Canadian Rockies were home to native tribes long before the European settlers came to Canada. Mountain forests and plains provided plenty of food and rivers were clean and full of fish. In the 18-hundreds, the Gold Rush brought in many European settlers. The Canadian Pacific Railway was built closer to the end of the 18th century, with many small towns popping up on its way.
In 1883, two railway workers stumbled upon the hot springs. Later, the Canadian Government reserved the land surrounding the springs for the Canada's first National Park. Today, the Banff National Park is one of the most beautiful gems in Canada. I missed the hot springs during my trip, but according to many, Hot Springs are one of the most popular destinations in the Rockies.
Soon after my arrival to lake Minnewanka, I was greeted by these bighorn sheep, although their horns didn't seem too big. Castle Mountains are one of the famous sights here:
Waters of the Bow River that winds trough the Rockies pass through Calgary and eventually end up in Hudson Bay. The name Bow River refers to the reeds that grow along the river that native people used to make bows. First Nations people lived and hunted on the shores of Bow River for thousands years.
The next stop is beautiful Lake Louise. Originally it was named Ho-run-num-nay, which means Lake of Little Fishes. Lake Louise is a small lake at 5,740 ft above sea level. Waters of Lake Louise have a deep emerald color. Today, Lake Louise offers luxury hotel and many trails through surrounding mountains. The main hamlet of Lake Louise and a small shopping mall are located at the lower elevation, off Trans Canada Highway. The settlement was built on the site of the railway station. The famous Lake Louise Ski resort is located on the opposite side of the highway.
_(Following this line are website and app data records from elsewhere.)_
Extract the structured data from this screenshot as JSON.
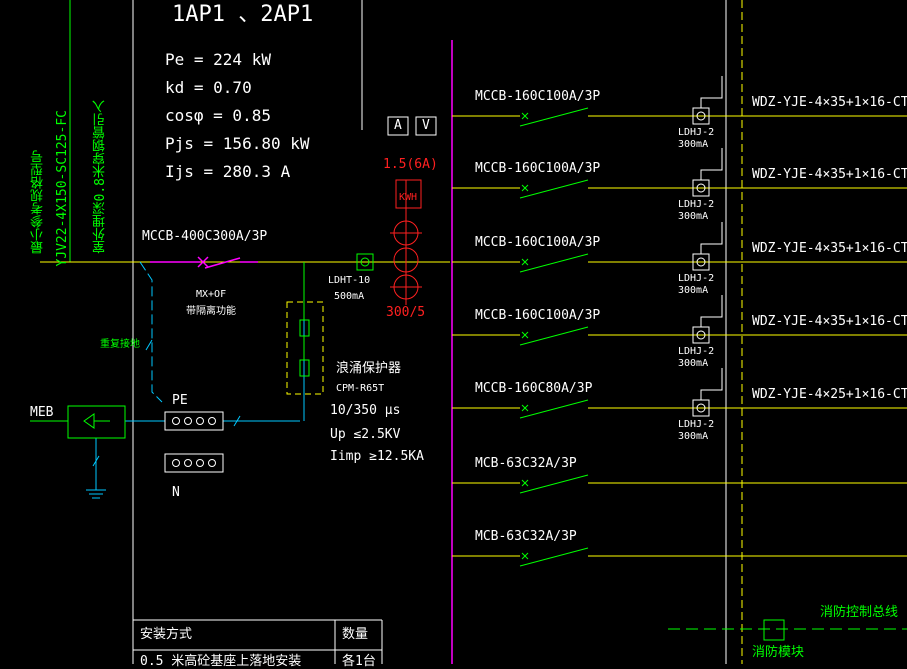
{
  "panel_title": "1AP1  、2AP1",
  "params": {
    "pe": "Pe = 224 kW",
    "kd": "kd = 0.70",
    "cos": "cosφ = 0.85",
    "pjs": "Pjs = 156.80 kW",
    "ijs": "Ijs = 280.3 A"
  },
  "incoming": {
    "note1": "最小参考规格型号",
    "note2": "YJV22-4X150-SC125-FC",
    "note3": "室外埋深0.8米穿钢管引入",
    "main_breaker": "MCCB-400C300A/3P",
    "mx": "MX+OF",
    "mx_note": "带隔离功能",
    "rcd": "LDHT-10",
    "rcd_ma": "500mA",
    "repeat_ground": "重复接地"
  },
  "meters": {
    "a": "A",
    "v": "V",
    "fuse": "1.5(6A)",
    "kwh": "KWH",
    "ct": "300/5"
  },
  "spd": {
    "title": "浪涌保护器",
    "model": "CPM-R65T",
    "wave": "10/350   μs",
    "up": "Up ≤2.5KV",
    "iimp": "Iimp ≥12.5KA"
  },
  "bars": {
    "pe": "PE",
    "n": "N",
    "meb": "MEB"
  },
  "circuits": [
    {
      "breaker": "MCCB-160C100A/3P",
      "rcd": "LDHJ-2",
      "ma": "300mA",
      "cable": "WDZ-YJE-4×35+1×16-CT"
    },
    {
      "breaker": "MCCB-160C100A/3P",
      "rcd": "LDHJ-2",
      "ma": "300mA",
      "cable": "WDZ-YJE-4×35+1×16-CT"
    },
    {
      "breaker": "MCCB-160C100A/3P",
      "rcd": "LDHJ-2",
      "ma": "300mA",
      "cable": "WDZ-YJE-4×35+1×16-CT"
    },
    {
      "breaker": "MCCB-160C100A/3P",
      "rcd": "LDHJ-2",
      "ma": "300mA",
      "cable": "WDZ-YJE-4×35+1×16-CT"
    },
    {
      "breaker": "MCCB-160C80A/3P",
      "rcd": "LDHJ-2",
      "ma": "300mA",
      "cable": "WDZ-YJE-4×25+1×16-CT"
    },
    {
      "breaker": "MCB-63C32A/3P",
      "rcd": "",
      "ma": "",
      "cable": ""
    },
    {
      "breaker": "MCB-63C32A/3P",
      "rcd": "",
      "ma": "",
      "cable": ""
    }
  ],
  "fire": {
    "bus": "消防控制总线",
    "module": "消防模块"
  },
  "table": {
    "h1": "安装方式",
    "h2": "数量",
    "r1c1": "0.5  米高砼基座上落地安装",
    "r1c2": "各1台"
  },
  "colors": {
    "bg": "#000000",
    "yellow": "#ffff00",
    "magenta": "#ff00ff",
    "green": "#00ff00",
    "cyan": "#00c8ff",
    "red": "#ff2020",
    "white": "#ffffff"
  }
}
A short distance west from Lake Louise the Trans Canada Highway meets the Icefields Parkway also known as highway 93. The Icefields Parkway runs in the beautiful mountain valley and leads to Jasper National Park. That's the route you don't want to miss if you want to experience mountains from the comfort of your car.
Lake Peyto at 6,100 ft above the sea level is another gem along the Icefields Parkway. Its famous turquoise color makes it one of the must-see sights in the Rockies. Mistaya River flows from Peyto Lake down the valley and into the North Saskatchewan River.
If you think that you need a serious four-wheel drive vehicle to explore a mountainous highway, you are probably right. However, this Toyota Corolla had no problems taking me where I needed during this trip: